Personally, my biggest problem with February is the fact it's two months after Nano ends. Come December 1st my creative batteries are so broken I couldn't string five sensible words together, and then it's Christmas (I'm sure you can insert your winter holiday of choice here and they all cause the same thing) and I'm cooking/making/chicken-running. Then it's January 15th and I haven't taken the decorations down yet and just the thought of trying to write makes me want to burrow down for another epic six-season watch of Doctor Who.

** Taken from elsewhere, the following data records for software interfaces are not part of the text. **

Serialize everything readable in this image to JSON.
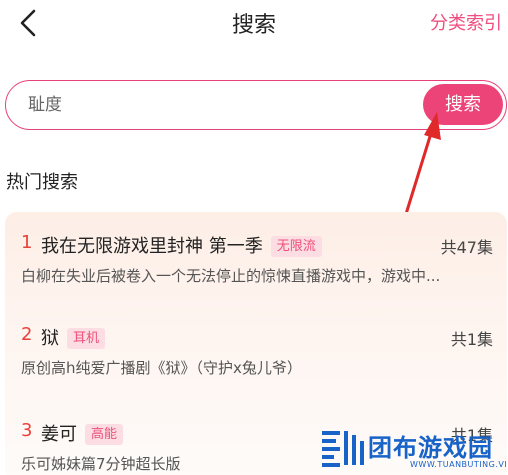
{
  "header": {
    "back_icon": "chevron-left-icon",
    "title": "搜索",
    "index_link": "分类索引"
  },
  "search": {
    "value": "",
    "placeholder": "耻度",
    "button_label": "搜索"
  },
  "hot_search": {
    "title": "热门搜索",
    "items": [
      {
        "rank": "1",
        "name": "我在无限游戏里封神 第一季",
        "tag": "无限流",
        "count": "共47集",
        "desc": "白柳在失业后被卷入一个无法停止的惊悚直播游戏中，游戏中..."
      },
      {
        "rank": "2",
        "name": "狱",
        "tag": "耳机",
        "count": "共1集",
        "desc": "原创高h纯爱广播剧《狱》（守护x兔儿爷）"
      },
      {
        "rank": "3",
        "name": "姜可",
        "tag": "高能",
        "count": "共1集",
        "desc": "乐可姊妹篇7分钟超长版"
      }
    ]
  },
  "annotation": {
    "arrow_color": "#e02a2a"
  },
  "watermark": {
    "text": "团布游戏园",
    "url": "WWW.TUANBUTING.VIP",
    "color": "#1763c8"
  },
  "colors": {
    "accent": "#ec4479",
    "rank": "#e8423a",
    "tag_bg": "#fbdde3"
  }
}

And then, inevitably, there's this moment in the first week of February where all the stars align and I start writing again...and three weeks later I've crossed the 100k mark and I've forgotten how to talk to people who don't exist inside my head. I know, embarrassment of riches, blah blah blah. I could be all humble about how awesome it is to write that much, but I don't really see the point. I'm not pretending what I'm writing when I go that fast is better than a decently trained monkey with a type-writer.
Anyway, the point. When the writing binge happened in February this year, I let it go a little long in the tooth, and suddenly decided that for Camp Nano in April I could totally write an entire trilogy in one month. It wouldn't even be that hard, aim for about 60k a book and at the end of April I'd be at 180k with an entire trilogy drafted. Awesome, right?
I'll wait for the crazed, incredulous laughter to stop. You have a point.
We'll avoid the gory details. I did manage all of book one (It's around 75k) and all of book two (60k) and the first two chapters of book three. And some of that was good. Really good, like forget I'm supposed to be paying attention in the re-read good. I'm focusing on that, who cares if I lost the entire point of the plot arc somewhere in the middle of book two, I found it again. Sort of.
And then it took me four months to finish book three.
I'm sure about now you're wondering why I'm telling you this, because yay for me and all but what's this mean for you? I'm calling it an example. Most of us sit down to do something giant and we freak out. We crack the surface and go "Holy crap what was I THINKING!" And there was absolutely a lot of that. Several times over. Five months, three or four emergencies, two massive trips, and three books later I've come to a conclusion. It's over-simple and glaringly obvious.
You'll never know what you can do, unless you try. Go forth my little Whistle-Pigs. Try.